Information »
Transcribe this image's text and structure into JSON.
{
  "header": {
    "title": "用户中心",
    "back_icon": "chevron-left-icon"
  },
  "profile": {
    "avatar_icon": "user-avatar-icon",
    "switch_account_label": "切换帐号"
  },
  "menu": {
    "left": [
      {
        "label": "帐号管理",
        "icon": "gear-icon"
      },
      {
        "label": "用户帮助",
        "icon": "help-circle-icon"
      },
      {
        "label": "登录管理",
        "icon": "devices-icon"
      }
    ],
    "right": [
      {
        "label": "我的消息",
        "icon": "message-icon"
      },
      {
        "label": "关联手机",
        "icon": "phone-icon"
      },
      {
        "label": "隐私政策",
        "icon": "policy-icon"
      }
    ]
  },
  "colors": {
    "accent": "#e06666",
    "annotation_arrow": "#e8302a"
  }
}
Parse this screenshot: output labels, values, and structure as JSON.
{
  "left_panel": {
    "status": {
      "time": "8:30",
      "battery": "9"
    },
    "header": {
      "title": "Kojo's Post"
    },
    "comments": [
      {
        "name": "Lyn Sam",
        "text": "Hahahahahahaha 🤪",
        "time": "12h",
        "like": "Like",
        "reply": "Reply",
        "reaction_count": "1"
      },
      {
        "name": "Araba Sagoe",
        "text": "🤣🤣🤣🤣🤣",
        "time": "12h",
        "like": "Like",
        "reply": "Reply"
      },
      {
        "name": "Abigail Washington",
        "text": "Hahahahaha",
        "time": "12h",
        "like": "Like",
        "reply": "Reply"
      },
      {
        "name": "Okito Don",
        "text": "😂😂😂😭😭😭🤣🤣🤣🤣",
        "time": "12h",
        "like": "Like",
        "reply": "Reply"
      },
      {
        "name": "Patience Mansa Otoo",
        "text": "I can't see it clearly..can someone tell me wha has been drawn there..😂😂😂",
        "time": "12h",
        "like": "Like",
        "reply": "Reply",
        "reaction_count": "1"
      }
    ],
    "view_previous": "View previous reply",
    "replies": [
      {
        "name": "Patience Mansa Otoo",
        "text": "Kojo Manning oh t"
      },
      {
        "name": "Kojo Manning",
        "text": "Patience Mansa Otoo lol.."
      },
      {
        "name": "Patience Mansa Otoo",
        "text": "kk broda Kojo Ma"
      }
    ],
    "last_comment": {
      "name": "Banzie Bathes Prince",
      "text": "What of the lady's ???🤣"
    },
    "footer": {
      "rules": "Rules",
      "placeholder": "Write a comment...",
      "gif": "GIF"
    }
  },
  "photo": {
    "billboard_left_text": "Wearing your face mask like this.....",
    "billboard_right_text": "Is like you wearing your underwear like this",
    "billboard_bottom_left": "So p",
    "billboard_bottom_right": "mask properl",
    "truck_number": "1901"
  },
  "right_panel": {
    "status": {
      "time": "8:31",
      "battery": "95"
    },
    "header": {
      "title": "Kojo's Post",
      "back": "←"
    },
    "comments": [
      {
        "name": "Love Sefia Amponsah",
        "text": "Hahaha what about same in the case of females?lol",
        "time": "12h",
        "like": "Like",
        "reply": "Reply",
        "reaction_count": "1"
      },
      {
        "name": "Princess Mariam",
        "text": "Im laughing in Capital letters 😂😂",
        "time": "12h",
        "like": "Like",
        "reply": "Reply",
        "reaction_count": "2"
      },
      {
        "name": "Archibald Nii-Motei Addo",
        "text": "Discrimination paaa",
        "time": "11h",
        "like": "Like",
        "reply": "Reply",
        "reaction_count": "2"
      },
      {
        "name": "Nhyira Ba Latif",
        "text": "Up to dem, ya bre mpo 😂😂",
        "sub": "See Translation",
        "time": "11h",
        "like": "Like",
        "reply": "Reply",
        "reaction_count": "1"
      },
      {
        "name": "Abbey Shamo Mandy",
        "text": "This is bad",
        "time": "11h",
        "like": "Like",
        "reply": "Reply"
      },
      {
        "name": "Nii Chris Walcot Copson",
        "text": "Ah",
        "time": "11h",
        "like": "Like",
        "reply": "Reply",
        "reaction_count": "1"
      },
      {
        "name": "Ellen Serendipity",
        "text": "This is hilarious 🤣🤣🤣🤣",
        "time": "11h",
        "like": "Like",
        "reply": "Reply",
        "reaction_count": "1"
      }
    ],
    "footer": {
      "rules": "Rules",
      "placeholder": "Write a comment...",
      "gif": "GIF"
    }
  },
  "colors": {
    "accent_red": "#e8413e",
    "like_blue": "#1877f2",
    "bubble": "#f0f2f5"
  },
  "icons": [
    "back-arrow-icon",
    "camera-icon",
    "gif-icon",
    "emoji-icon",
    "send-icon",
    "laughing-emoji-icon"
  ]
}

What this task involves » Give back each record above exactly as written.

Solved problem »
Transcribe this image's text and structure into JSON.
{
  "header": {
    "title": "用户中心",
    "back_icon": "chevron-left-icon"
  },
  "profile": {
    "avatar_icon": "user-avatar-icon",
    "switch_account_label": "切换帐号"
  },
  "menu": {
    "left": [
      {
        "label": "帐号管理",
        "icon": "gear-icon"
      },
      {
        "label": "用户帮助",
        "icon": "help-circle-icon"
      },
      {
        "label": "登录管理",
        "icon": "devices-icon"
      }
    ],
    "right": [
      {
        "label": "我的消息",
        "icon": "message-icon"
      },
      {
        "label": "关联手机",
        "icon": "phone-icon"
      },
      {
        "label": "隐私政策",
        "icon": "policy-icon"
      }
    ]
  },
  "colors": {
    "accent": "#e06666",
    "annotation_arrow": "#e8302a"
  }
}
Parse this screenshot: output labels, values, and structure as JSON.
{
  "left_panel": {
    "status": {
      "time": "8:30",
      "battery": "9"
    },
    "header": {
      "title": "Kojo's Post"
    },
    "comments": [
      {
        "name": "Lyn Sam",
        "text": "Hahahahahahaha 🤪",
        "time": "12h",
        "like": "Like",
        "reply": "Reply",
        "reaction_count": "1"
      },
      {
        "name": "Araba Sagoe",
        "text": "🤣🤣🤣🤣🤣",
        "time": "12h",
        "like": "Like",
        "reply": "Reply"
      },
      {
        "name": "Abigail Washington",
        "text": "Hahahahaha",
        "time": "12h",
        "like": "Like",
        "reply": "Reply"
      },
      {
        "name": "Okito Don",
        "text": "😂😂😂😭😭😭🤣🤣🤣🤣",
        "time": "12h",
        "like": "Like",
        "reply": "Reply"
      },
      {
        "name": "Patience Mansa Otoo",
        "text": "I can't see it clearly..can someone tell me wha has been drawn there..😂😂😂",
        "time": "12h",
        "like": "Like",
        "reply": "Reply",
        "reaction_count": "1"
      }
    ],
    "view_previous": "View previous reply",
    "replies": [
      {
        "name": "Patience Mansa Otoo",
        "text": "Kojo Manning oh t"
      },
      {
        "name": "Kojo Manning",
        "text": "Patience Mansa Otoo lol.."
      },
      {
        "name": "Patience Mansa Otoo",
        "text": "kk broda Kojo Ma"
      }
    ],
    "last_comment": {
      "name": "Banzie Bathes Prince",
      "text": "What of the lady's ???🤣"
    },
    "footer": {
      "rules": "Rules",
      "placeholder": "Write a comment...",
      "gif": "GIF"
    }
  },
  "photo": {
    "billboard_left_text": "Wearing your face mask like this.....",
    "billboard_right_text": "Is like you wearing your underwear like this",
    "billboard_bottom_left": "So p",
    "billboard_bottom_right": "mask properl",
    "truck_number": "1901"
  },
  "right_panel": {
    "status": {
      "time": "8:31",
      "battery": "95"
    },
    "header": {
      "title": "Kojo's Post",
      "back": "←"
    },
    "comments": [
      {
        "name": "Love Sefia Amponsah",
        "text": "Hahaha what about same in the case of females?lol",
        "time": "12h",
        "like": "Like",
        "reply": "Reply",
        "reaction_count": "1"
      },
      {
        "name": "Princess Mariam",
        "text": "Im laughing in Capital letters 😂😂",
        "time": "12h",
        "like": "Like",
        "reply": "Reply",
        "reaction_count": "2"
      },
      {
        "name": "Archibald Nii-Motei Addo",
        "text": "Discrimination paaa",
        "time": "11h",
        "like": "Like",
        "reply": "Reply",
        "reaction_count": "2"
      },
      {
        "name": "Nhyira Ba Latif",
        "text": "Up to dem, ya bre mpo 😂😂",
        "sub": "See Translation",
        "time": "11h",
        "like": "Like",
        "reply": "Reply",
        "reaction_count": "1"
      },
      {
        "name": "Abbey Shamo Mandy",
        "text": "This is bad",
        "time": "11h",
        "like": "Like",
        "reply": "Reply"
      },
      {
        "name": "Nii Chris Walcot Copson",
        "text": "Ah",
        "time": "11h",
        "like": "Like",
        "reply": "Reply",
        "reaction_count": "1"
      },
      {
        "name": "Ellen Serendipity",
        "text": "This is hilarious 🤣🤣🤣🤣",
        "time": "11h",
        "like": "Like",
        "reply": "Reply",
        "reaction_count": "1"
      }
    ],
    "footer": {
      "rules": "Rules",
      "placeholder": "Write a comment...",
      "gif": "GIF"
    }
  },
  "colors": {
    "accent_red": "#e8413e",
    "like_blue": "#1877f2",
    "bubble": "#f0f2f5"
  },
  "icons": [
    "back-arrow-icon",
    "camera-icon",
    "gif-icon",
    "emoji-icon",
    "send-icon",
    "laughing-emoji-icon"
  ]
}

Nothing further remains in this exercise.